Data records for software interfaces:

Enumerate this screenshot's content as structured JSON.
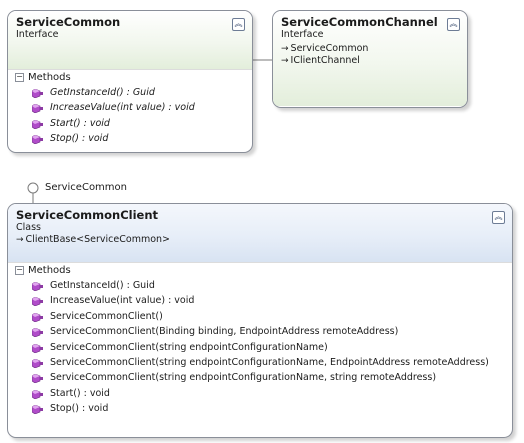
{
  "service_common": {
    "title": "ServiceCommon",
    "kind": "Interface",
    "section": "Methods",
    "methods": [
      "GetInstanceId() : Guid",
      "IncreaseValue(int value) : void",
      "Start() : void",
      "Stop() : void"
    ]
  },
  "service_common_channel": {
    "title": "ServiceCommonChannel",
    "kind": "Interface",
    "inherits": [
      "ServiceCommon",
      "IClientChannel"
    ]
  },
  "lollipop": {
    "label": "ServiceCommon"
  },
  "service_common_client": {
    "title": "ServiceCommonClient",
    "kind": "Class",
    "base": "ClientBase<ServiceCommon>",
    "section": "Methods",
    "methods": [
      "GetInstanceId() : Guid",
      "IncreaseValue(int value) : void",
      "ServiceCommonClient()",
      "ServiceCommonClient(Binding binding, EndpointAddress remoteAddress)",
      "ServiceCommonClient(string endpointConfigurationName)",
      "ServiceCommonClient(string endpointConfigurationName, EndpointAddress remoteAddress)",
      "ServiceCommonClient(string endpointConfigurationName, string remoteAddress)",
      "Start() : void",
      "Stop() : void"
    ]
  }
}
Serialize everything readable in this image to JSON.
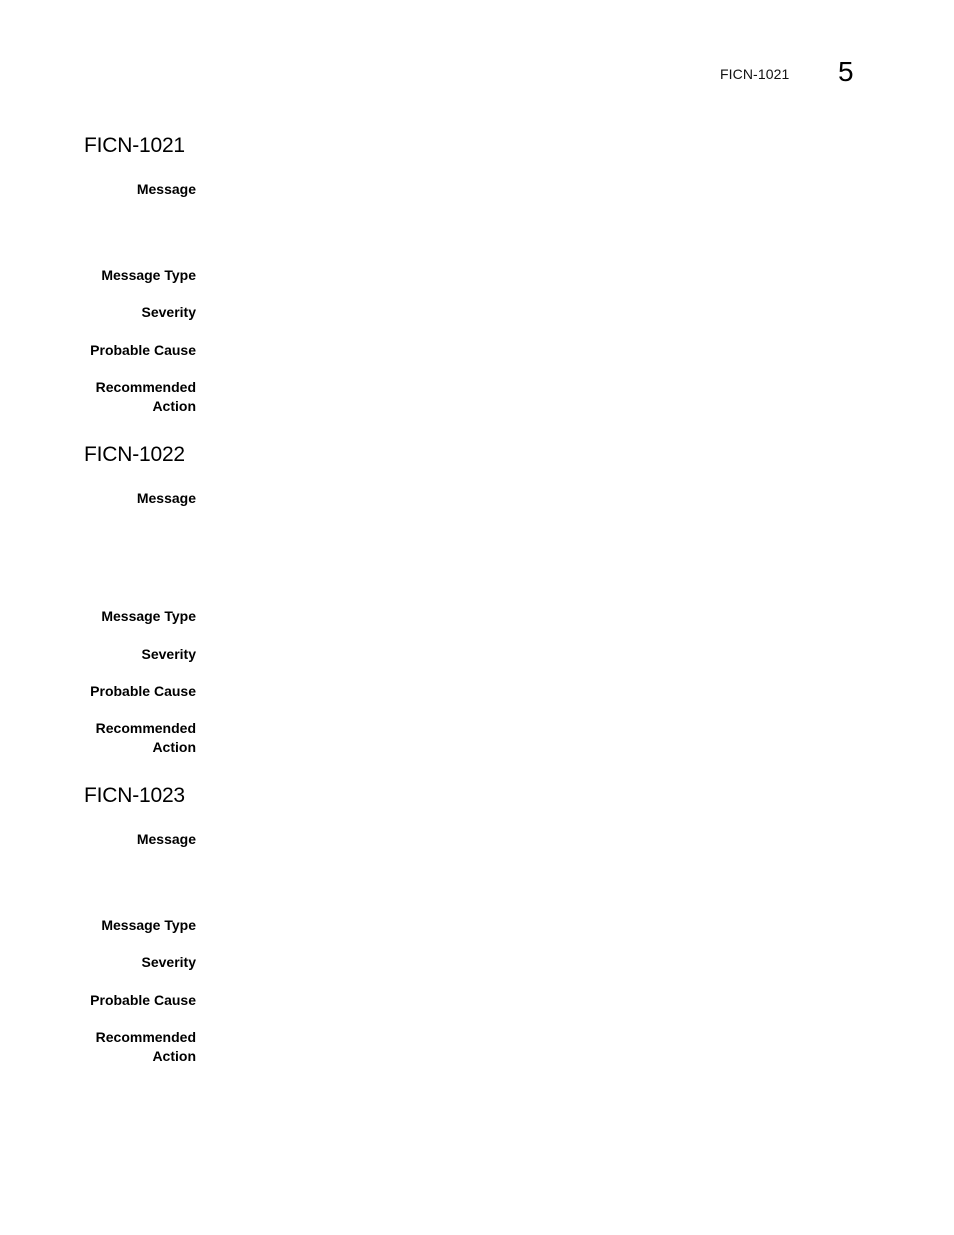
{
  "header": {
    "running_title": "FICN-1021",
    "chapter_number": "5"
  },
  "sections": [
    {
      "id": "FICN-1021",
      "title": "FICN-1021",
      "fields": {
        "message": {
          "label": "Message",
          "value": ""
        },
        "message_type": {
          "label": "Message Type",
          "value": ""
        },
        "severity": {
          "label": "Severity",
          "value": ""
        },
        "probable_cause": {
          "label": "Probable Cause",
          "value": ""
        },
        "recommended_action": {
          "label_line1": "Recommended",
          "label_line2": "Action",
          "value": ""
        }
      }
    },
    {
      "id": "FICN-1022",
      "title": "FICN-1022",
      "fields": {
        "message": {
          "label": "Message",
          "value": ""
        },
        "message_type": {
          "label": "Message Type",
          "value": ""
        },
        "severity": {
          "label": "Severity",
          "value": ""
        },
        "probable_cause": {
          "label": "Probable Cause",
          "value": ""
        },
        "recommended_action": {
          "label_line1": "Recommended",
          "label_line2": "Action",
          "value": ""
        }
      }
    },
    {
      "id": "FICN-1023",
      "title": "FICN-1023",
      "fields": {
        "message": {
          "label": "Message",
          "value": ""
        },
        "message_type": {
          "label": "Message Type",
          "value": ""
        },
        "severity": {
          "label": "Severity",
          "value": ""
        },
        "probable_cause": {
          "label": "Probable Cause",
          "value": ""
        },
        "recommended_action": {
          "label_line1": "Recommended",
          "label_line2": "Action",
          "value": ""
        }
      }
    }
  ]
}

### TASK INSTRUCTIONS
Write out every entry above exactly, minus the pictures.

### TASK RESULT
Enumerate this screenshot's content as structured JSON.
{
  "service_common": {
    "title": "ServiceCommon",
    "kind": "Interface",
    "section": "Methods",
    "methods": [
      "GetInstanceId() : Guid",
      "IncreaseValue(int value) : void",
      "Start() : void",
      "Stop() : void"
    ]
  },
  "service_common_channel": {
    "title": "ServiceCommonChannel",
    "kind": "Interface",
    "inherits": [
      "ServiceCommon",
      "IClientChannel"
    ]
  },
  "lollipop": {
    "label": "ServiceCommon"
  },
  "service_common_client": {
    "title": "ServiceCommonClient",
    "kind": "Class",
    "base": "ClientBase<ServiceCommon>",
    "section": "Methods",
    "methods": [
      "GetInstanceId() : Guid",
      "IncreaseValue(int value) : void",
      "ServiceCommonClient()",
      "ServiceCommonClient(Binding binding, EndpointAddress remoteAddress)",
      "ServiceCommonClient(string endpointConfigurationName)",
      "ServiceCommonClient(string endpointConfigurationName, EndpointAddress remoteAddress)",
      "ServiceCommonClient(string endpointConfigurationName, string remoteAddress)",
      "Start() : void",
      "Stop() : void"
    ]
  }
}
Serialize everything readable in this image to JSON.
{
  "header": {
    "running_title": "FICN-1021",
    "chapter_number": "5"
  },
  "sections": [
    {
      "id": "FICN-1021",
      "title": "FICN-1021",
      "fields": {
        "message": {
          "label": "Message",
          "value": ""
        },
        "message_type": {
          "label": "Message Type",
          "value": ""
        },
        "severity": {
          "label": "Severity",
          "value": ""
        },
        "probable_cause": {
          "label": "Probable Cause",
          "value": ""
        },
        "recommended_action": {
          "label_line1": "Recommended",
          "label_line2": "Action",
          "value": ""
        }
      }
    },
    {
      "id": "FICN-1022",
      "title": "FICN-1022",
      "fields": {
        "message": {
          "label": "Message",
          "value": ""
        },
        "message_type": {
          "label": "Message Type",
          "value": ""
        },
        "severity": {
          "label": "Severity",
          "value": ""
        },
        "probable_cause": {
          "label": "Probable Cause",
          "value": ""
        },
        "recommended_action": {
          "label_line1": "Recommended",
          "label_line2": "Action",
          "value": ""
        }
      }
    },
    {
      "id": "FICN-1023",
      "title": "FICN-1023",
      "fields": {
        "message": {
          "label": "Message",
          "value": ""
        },
        "message_type": {
          "label": "Message Type",
          "value": ""
        },
        "severity": {
          "label": "Severity",
          "value": ""
        },
        "probable_cause": {
          "label": "Probable Cause",
          "value": ""
        },
        "recommended_action": {
          "label_line1": "Recommended",
          "label_line2": "Action",
          "value": ""
        }
      }
    }
  ]
}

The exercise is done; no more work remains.